Most of us at Legacy.com are Chicagoans (or Chicago suburbanites), and like most people, we're proud when one of our own makes it big. Barack Obama, Oprah Winfrey, Hillary Rodham Clinton, Muddy Waters, Chaka Khan, John Belushi, Bernie Mac, Dick Butkus, Walter Payton, – we love them. And among our favorite Chicago natives is poet Gwendolyn Brooks, who died 11 years ago today.
It's rare that a poet can achieve the fame that Brooks found. Her renown is a testament to her talent – from her first published collection, 1945's A Street in Bronzeville (a historically black neighborhood in Chicago rich in culture and arts), she received critical acclaim. By 1950, she had won the Pulitzer Prize for poetry, the first given to an African-American poet. She read her poems at the Library of Congress, became Poet Laureate of Illinois, was awarded the National Medal of Arts, and received countless other honors.

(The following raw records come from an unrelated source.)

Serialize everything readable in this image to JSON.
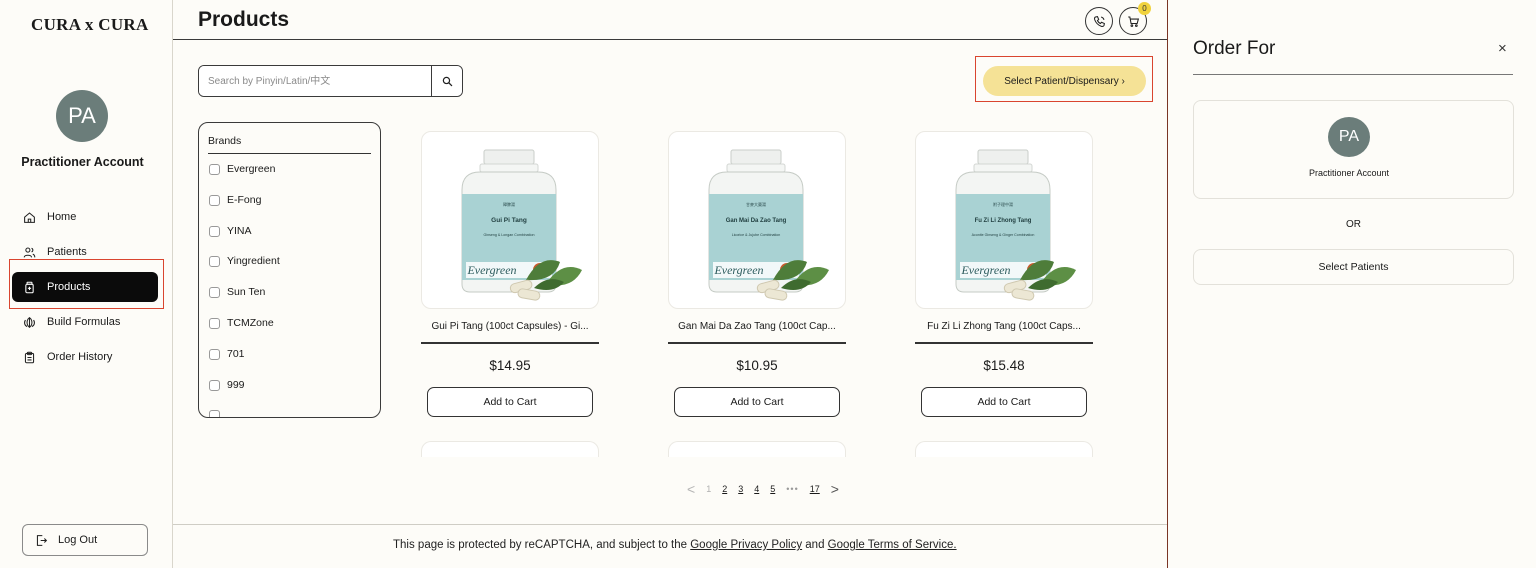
{
  "brand": {
    "logo": "CURA x CURA"
  },
  "account": {
    "initials": "PA",
    "name": "Practitioner Account"
  },
  "nav": {
    "home": "Home",
    "patients": "Patients",
    "products": "Products",
    "build_formulas": "Build Formulas",
    "order_history": "Order History"
  },
  "logout_label": "Log Out",
  "header": {
    "title": "Products",
    "cart_count": "0"
  },
  "search": {
    "placeholder": "Search by Pinyin/Latin/中文"
  },
  "select_button": "Select Patient/Dispensary ›",
  "brands": {
    "title": "Brands",
    "items": [
      "Evergreen",
      "E-Fong",
      "YINA",
      "Yingredient",
      "Sun Ten",
      "TCMZone",
      "701",
      "999"
    ]
  },
  "products": [
    {
      "label_cn": "歸脾湯",
      "label_en": "Gui Pi Tang",
      "label_sub": "Ginseng & Longan Combination",
      "name": "Gui Pi Tang (100ct Capsules) - Gi...",
      "price": "$14.95",
      "button": "Add to Cart"
    },
    {
      "label_cn": "甘麥大棗湯",
      "label_en": "Gan Mai Da Zao Tang",
      "label_sub": "Licorice & Jujube Combination",
      "name": "Gan Mai Da Zao Tang (100ct Cap...",
      "price": "$10.95",
      "button": "Add to Cart"
    },
    {
      "label_cn": "附子理中湯",
      "label_en": "Fu Zi Li Zhong Tang",
      "label_sub": "Aconite Ginseng & Ginger Combination",
      "name": "Fu Zi Li Zhong Tang (100ct Caps...",
      "price": "$15.48",
      "button": "Add to Cart"
    }
  ],
  "product_brand_mark": "Evergreen",
  "pagination": {
    "prev": "<",
    "next": ">",
    "pages": [
      "1",
      "2",
      "3",
      "4",
      "5"
    ],
    "ellipsis": "•••",
    "last": "17"
  },
  "footer": {
    "text_before": "This page is protected by reCAPTCHA, and subject to the ",
    "privacy_link": "Google Privacy Policy",
    "text_middle": " and ",
    "terms_link": "Google Terms of Service."
  },
  "panel": {
    "title": "Order For",
    "close": "×",
    "initials": "PA",
    "account_name": "Practitioner Account",
    "or": "OR",
    "select_patients": "Select Patients"
  }
}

Brooks' best-known poem is "We Real Cool" – a staple of high school literature texts. While Brooks appreciated the love for the short, taut verse, she wished more people knew her many other poems. We honor the beloved Chicagoan's wish today by offering a reading by Gwendolyn Brooks of her emotionally harrowing poem, "The Mother."
Written by Linnea Crowther